TASK
Every line below that has the string "icon" needs to be copied.

DATA EXCERPTS
============================================================

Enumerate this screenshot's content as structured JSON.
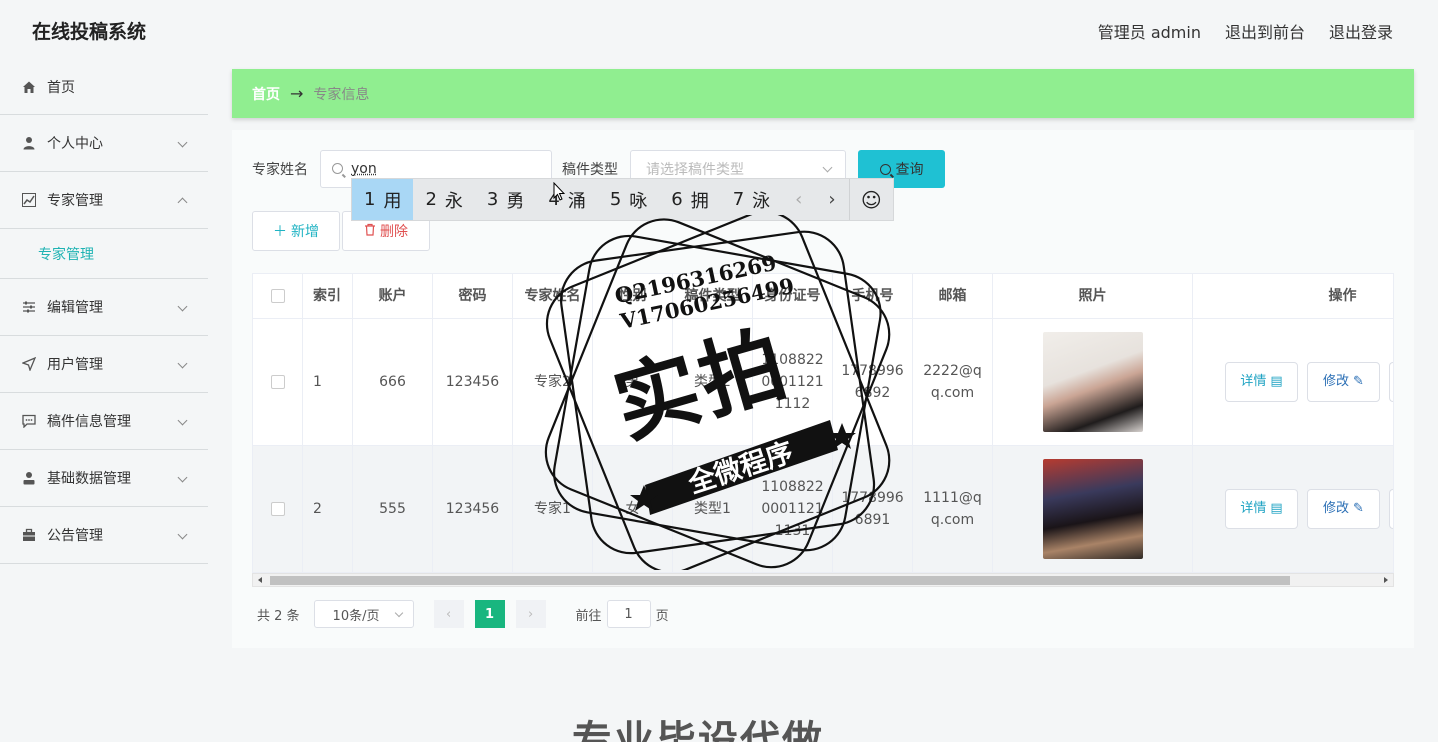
{
  "app": {
    "title": "在线投稿系统"
  },
  "top_links": {
    "admin": "管理员 admin",
    "front": "退出到前台",
    "logout": "退出登录"
  },
  "sidebar": {
    "items": [
      {
        "label": "首页",
        "icon": "home-icon"
      },
      {
        "label": "个人中心",
        "icon": "user-icon"
      },
      {
        "label": "专家管理",
        "icon": "chart-icon",
        "expanded": true,
        "sub": "专家管理"
      },
      {
        "label": "编辑管理",
        "icon": "sliders-icon"
      },
      {
        "label": "用户管理",
        "icon": "send-icon"
      },
      {
        "label": "稿件信息管理",
        "icon": "chat-icon"
      },
      {
        "label": "基础数据管理",
        "icon": "person-icon"
      },
      {
        "label": "公告管理",
        "icon": "briefcase-icon"
      }
    ]
  },
  "breadcrumb": {
    "home": "首页",
    "sep": "→",
    "current": "专家信息"
  },
  "search": {
    "name_label": "专家姓名",
    "name_value": "yon",
    "type_label": "稿件类型",
    "type_placeholder": "请选择稿件类型",
    "query_label": "查询"
  },
  "actions": {
    "add": "新增",
    "delete": "删除"
  },
  "table": {
    "columns": [
      "索引",
      "账户",
      "密码",
      "专家姓名",
      "性别",
      "稿件类型",
      "身份证号",
      "手机号",
      "邮箱",
      "照片",
      "操作"
    ],
    "rows": [
      {
        "index": "1",
        "account": "666",
        "password": "123456",
        "name": "专家2",
        "gender": "男",
        "type": "类型2",
        "id_card": "1108822 0001121 1112",
        "phone": "1778996 6892",
        "email": "2222@q q.com"
      },
      {
        "index": "2",
        "account": "555",
        "password": "123456",
        "name": "专家1",
        "gender": "女",
        "type": "类型1",
        "id_card": "1108822 0001121 1131",
        "phone": "1778996 6891",
        "email": "1111@q q.com"
      }
    ],
    "detail_label": "详情",
    "edit_label": "修改"
  },
  "pager": {
    "total": "共 2 条",
    "size": "10条/页",
    "page": "1",
    "goto": "前往",
    "goto_value": "1",
    "page_unit": "页"
  },
  "ime": {
    "candidates": [
      {
        "n": "1",
        "c": "用"
      },
      {
        "n": "2",
        "c": "永"
      },
      {
        "n": "3",
        "c": "勇"
      },
      {
        "n": "4",
        "c": "涌"
      },
      {
        "n": "5",
        "c": "咏"
      },
      {
        "n": "6",
        "c": "拥"
      },
      {
        "n": "7",
        "c": "泳"
      }
    ],
    "prev": "‹",
    "next": "›",
    "emoji": "☺"
  },
  "watermark": {
    "line1": "Q2196316269",
    "line2": "V17060256499",
    "big": "实拍",
    "ribbon": "全微程序"
  },
  "footer_text": "专业毕设代做"
}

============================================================

EXERCISE RESULT
        "icon": "home-icon"
        "icon": "user-icon"
        "icon": "chart-icon",
        "icon": "sliders-icon"
        "icon": "send-icon"
        "icon": "chat-icon"
        "icon": "person-icon"
        "icon": "briefcase-icon"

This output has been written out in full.